Work to be completed:
Among the lines below, return each one that contains the word "username".

Source records:
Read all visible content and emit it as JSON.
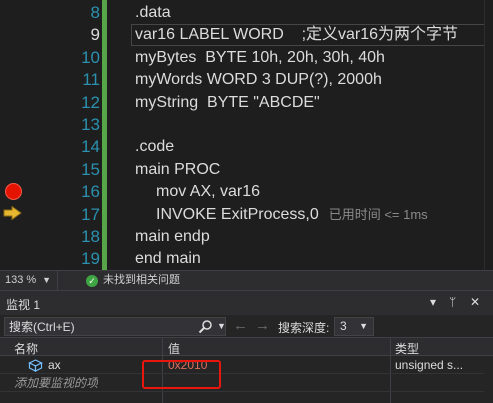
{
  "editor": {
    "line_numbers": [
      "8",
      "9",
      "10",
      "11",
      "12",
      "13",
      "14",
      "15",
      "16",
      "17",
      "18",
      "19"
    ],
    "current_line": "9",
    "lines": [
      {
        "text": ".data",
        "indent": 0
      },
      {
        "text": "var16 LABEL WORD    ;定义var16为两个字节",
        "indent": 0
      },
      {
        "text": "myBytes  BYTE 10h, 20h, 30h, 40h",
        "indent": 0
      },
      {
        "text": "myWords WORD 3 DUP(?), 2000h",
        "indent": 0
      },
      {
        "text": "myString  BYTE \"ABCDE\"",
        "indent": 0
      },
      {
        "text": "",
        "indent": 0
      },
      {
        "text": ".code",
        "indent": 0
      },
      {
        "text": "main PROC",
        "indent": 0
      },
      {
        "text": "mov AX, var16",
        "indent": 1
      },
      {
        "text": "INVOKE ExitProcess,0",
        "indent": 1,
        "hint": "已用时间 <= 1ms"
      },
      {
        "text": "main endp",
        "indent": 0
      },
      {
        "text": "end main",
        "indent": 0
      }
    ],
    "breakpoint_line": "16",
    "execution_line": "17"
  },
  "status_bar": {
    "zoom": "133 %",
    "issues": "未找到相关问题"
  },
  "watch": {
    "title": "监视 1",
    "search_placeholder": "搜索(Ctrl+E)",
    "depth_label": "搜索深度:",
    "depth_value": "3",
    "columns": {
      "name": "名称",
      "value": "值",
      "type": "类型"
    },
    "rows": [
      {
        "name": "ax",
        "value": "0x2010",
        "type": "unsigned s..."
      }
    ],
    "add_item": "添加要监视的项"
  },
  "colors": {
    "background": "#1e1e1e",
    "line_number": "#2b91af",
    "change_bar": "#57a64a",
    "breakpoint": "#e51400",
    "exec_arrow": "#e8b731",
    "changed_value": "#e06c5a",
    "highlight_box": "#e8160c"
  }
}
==
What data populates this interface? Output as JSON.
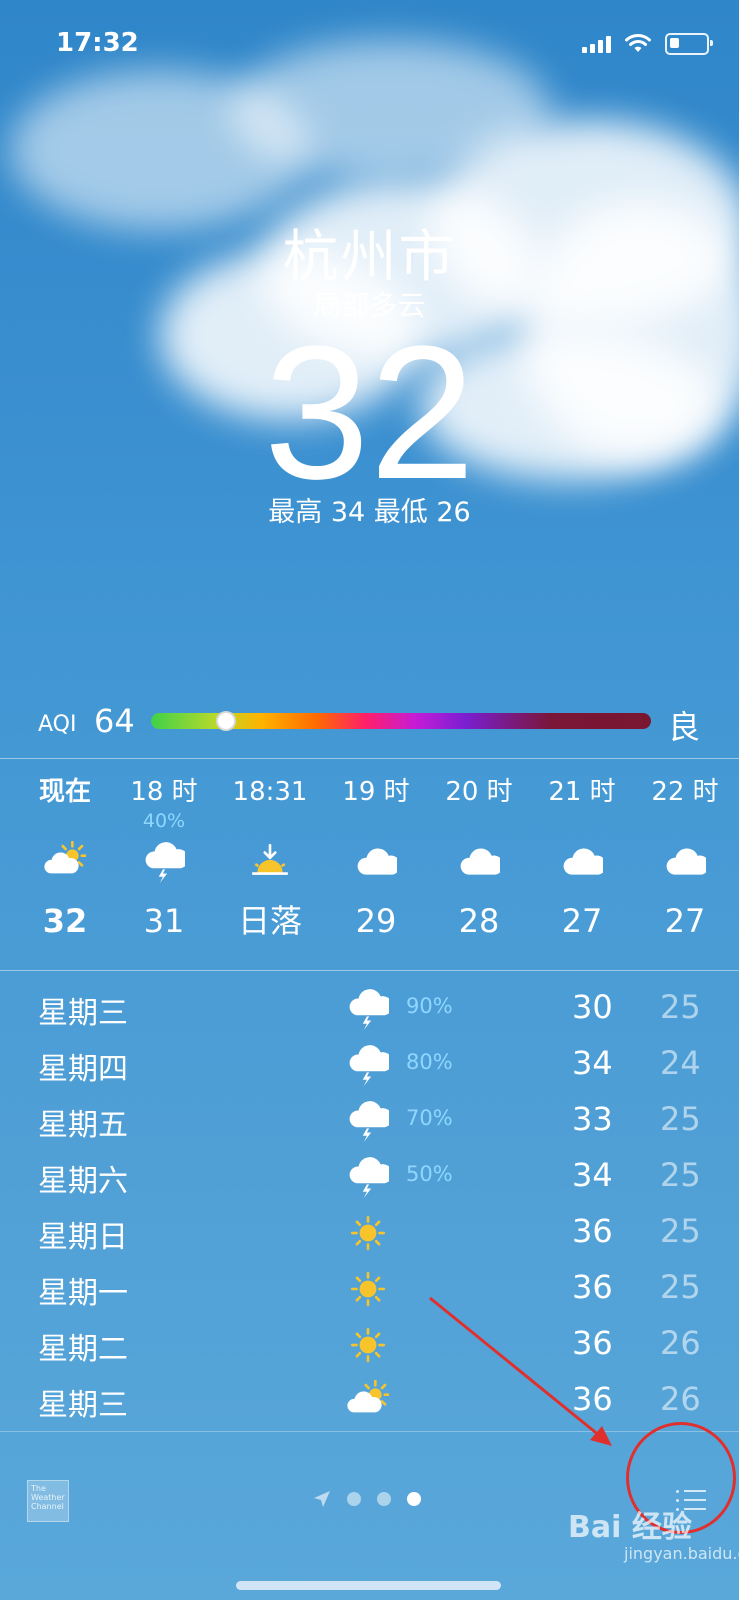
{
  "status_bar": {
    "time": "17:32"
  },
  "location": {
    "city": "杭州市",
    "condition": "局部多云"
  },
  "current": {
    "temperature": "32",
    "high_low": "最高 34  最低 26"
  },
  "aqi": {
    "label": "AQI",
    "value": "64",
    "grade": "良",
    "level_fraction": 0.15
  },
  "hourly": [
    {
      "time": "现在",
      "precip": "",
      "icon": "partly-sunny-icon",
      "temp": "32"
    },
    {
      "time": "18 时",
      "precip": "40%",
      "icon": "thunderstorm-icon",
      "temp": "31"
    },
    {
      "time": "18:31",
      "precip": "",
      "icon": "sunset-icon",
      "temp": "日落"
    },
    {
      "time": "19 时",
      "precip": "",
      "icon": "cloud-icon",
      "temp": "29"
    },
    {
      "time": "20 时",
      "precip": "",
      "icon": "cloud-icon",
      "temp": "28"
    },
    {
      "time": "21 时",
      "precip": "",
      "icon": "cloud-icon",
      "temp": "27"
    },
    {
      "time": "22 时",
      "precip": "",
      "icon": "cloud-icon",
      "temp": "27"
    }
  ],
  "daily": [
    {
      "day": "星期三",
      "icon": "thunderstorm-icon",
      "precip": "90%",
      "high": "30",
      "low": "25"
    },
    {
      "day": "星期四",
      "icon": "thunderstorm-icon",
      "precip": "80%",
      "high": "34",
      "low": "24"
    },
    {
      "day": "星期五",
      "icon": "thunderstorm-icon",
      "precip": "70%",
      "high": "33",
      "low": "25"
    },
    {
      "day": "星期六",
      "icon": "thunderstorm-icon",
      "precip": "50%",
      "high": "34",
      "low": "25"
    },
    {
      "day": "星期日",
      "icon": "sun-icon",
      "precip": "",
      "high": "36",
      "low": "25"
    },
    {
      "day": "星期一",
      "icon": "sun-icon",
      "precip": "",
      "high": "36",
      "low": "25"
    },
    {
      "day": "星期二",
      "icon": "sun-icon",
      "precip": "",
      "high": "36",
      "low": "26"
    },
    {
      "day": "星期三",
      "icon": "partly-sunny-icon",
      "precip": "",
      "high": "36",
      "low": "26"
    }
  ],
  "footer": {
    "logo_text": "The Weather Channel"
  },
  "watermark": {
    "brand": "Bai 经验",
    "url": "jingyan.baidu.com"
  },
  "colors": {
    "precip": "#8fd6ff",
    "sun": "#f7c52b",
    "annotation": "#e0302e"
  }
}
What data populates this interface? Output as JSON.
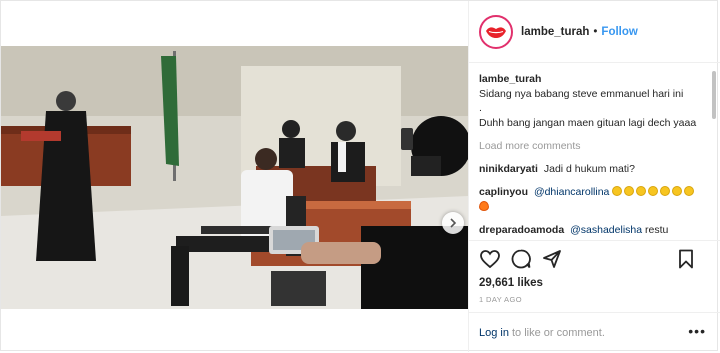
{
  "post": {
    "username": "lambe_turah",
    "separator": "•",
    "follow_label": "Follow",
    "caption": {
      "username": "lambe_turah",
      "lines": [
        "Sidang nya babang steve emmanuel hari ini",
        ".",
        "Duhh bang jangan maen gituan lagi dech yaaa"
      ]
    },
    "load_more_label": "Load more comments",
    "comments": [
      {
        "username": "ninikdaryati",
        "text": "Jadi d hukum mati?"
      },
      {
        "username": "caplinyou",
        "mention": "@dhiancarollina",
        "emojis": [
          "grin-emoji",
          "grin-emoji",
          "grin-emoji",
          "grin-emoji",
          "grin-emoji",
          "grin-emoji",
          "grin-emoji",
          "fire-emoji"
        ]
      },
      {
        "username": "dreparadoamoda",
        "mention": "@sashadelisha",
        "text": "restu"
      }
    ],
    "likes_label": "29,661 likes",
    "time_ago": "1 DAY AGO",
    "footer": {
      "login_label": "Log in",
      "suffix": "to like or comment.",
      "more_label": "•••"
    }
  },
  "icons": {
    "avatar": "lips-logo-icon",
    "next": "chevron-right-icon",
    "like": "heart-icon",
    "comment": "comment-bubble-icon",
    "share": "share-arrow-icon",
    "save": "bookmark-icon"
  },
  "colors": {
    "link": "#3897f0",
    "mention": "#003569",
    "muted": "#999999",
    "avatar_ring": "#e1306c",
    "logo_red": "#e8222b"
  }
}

Solved exercise:
    "username": "lambe_turah",
      "username": "lambe_turah",
        "username": "ninikdaryati",
        "username": "caplinyou",
        "username": "dreparadoamoda",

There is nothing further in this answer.